#### TASK TO COMPLETE:
From the entries, return every line where the string "prefix" shows up.
[[ INFORMATION GIVEN open ]]
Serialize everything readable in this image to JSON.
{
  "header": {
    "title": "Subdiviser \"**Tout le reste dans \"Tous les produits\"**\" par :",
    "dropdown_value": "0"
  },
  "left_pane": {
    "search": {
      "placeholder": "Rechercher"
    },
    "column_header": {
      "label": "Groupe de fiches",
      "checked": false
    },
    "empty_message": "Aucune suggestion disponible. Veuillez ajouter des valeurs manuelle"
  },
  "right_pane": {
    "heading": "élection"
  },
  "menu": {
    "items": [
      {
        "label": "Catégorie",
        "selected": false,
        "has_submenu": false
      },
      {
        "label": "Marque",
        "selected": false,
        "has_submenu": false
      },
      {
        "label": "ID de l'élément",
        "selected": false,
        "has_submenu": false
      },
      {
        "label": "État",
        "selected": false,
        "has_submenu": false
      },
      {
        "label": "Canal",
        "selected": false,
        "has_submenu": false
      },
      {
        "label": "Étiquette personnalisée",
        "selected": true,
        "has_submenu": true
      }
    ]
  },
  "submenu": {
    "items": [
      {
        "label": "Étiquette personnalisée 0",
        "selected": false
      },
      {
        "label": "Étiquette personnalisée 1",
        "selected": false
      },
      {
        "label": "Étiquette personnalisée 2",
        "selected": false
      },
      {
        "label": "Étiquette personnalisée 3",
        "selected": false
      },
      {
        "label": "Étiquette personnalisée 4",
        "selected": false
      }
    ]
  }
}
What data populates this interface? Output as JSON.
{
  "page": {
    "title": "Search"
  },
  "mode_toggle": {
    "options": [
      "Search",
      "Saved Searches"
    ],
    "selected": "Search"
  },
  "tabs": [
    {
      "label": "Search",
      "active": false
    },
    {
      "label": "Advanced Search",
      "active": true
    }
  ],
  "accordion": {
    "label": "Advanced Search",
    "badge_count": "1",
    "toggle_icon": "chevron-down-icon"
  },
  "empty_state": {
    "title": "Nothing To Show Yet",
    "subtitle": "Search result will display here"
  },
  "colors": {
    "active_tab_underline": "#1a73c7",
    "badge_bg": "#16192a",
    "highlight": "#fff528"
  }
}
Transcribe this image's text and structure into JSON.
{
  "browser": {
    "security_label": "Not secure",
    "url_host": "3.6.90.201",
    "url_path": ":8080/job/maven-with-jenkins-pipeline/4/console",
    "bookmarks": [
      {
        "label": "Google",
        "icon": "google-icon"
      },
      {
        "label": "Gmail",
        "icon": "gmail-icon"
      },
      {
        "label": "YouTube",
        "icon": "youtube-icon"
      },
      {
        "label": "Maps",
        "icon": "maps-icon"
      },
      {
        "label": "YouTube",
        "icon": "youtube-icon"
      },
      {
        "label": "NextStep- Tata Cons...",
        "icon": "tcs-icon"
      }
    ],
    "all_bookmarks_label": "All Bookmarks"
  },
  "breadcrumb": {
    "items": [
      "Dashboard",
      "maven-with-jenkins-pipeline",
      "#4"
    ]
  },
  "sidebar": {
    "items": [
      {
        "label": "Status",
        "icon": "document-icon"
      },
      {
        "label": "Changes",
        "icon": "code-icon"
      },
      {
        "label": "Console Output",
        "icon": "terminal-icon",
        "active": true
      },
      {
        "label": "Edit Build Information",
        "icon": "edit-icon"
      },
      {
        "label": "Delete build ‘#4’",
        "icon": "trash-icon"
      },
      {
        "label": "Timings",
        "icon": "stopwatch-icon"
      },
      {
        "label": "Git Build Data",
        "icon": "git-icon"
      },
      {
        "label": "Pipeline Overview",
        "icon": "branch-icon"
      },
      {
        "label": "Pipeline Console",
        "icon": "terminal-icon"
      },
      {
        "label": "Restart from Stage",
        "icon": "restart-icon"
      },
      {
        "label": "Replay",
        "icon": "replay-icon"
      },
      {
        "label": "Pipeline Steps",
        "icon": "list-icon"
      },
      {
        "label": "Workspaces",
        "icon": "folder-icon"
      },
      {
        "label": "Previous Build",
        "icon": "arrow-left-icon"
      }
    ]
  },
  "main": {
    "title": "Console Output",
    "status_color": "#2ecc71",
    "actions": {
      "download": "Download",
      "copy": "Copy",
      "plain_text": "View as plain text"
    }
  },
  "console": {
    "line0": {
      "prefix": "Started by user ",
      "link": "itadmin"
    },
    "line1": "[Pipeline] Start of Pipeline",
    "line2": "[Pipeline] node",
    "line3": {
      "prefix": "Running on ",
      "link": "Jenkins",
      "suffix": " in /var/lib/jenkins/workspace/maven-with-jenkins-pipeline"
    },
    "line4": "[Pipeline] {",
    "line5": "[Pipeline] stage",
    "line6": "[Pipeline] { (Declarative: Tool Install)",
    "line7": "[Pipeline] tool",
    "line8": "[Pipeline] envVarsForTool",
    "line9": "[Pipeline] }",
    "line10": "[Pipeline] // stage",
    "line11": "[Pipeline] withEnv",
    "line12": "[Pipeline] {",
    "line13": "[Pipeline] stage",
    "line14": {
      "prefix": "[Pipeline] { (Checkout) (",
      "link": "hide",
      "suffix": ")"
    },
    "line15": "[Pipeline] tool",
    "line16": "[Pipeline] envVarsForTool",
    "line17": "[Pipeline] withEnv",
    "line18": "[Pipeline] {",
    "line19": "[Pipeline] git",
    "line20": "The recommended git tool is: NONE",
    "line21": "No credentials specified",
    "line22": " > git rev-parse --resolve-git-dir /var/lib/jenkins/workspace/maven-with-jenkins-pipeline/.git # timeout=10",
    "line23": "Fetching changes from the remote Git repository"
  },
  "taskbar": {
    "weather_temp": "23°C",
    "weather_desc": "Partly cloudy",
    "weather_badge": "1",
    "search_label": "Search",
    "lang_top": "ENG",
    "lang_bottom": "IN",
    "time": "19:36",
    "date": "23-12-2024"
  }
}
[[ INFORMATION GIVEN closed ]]
#### ANSWER FOR THIS EXERCISE:
      "prefix": "Started by user ",
      "prefix": "Running on ",
      "prefix": "[Pipeline] { (Checkout) (",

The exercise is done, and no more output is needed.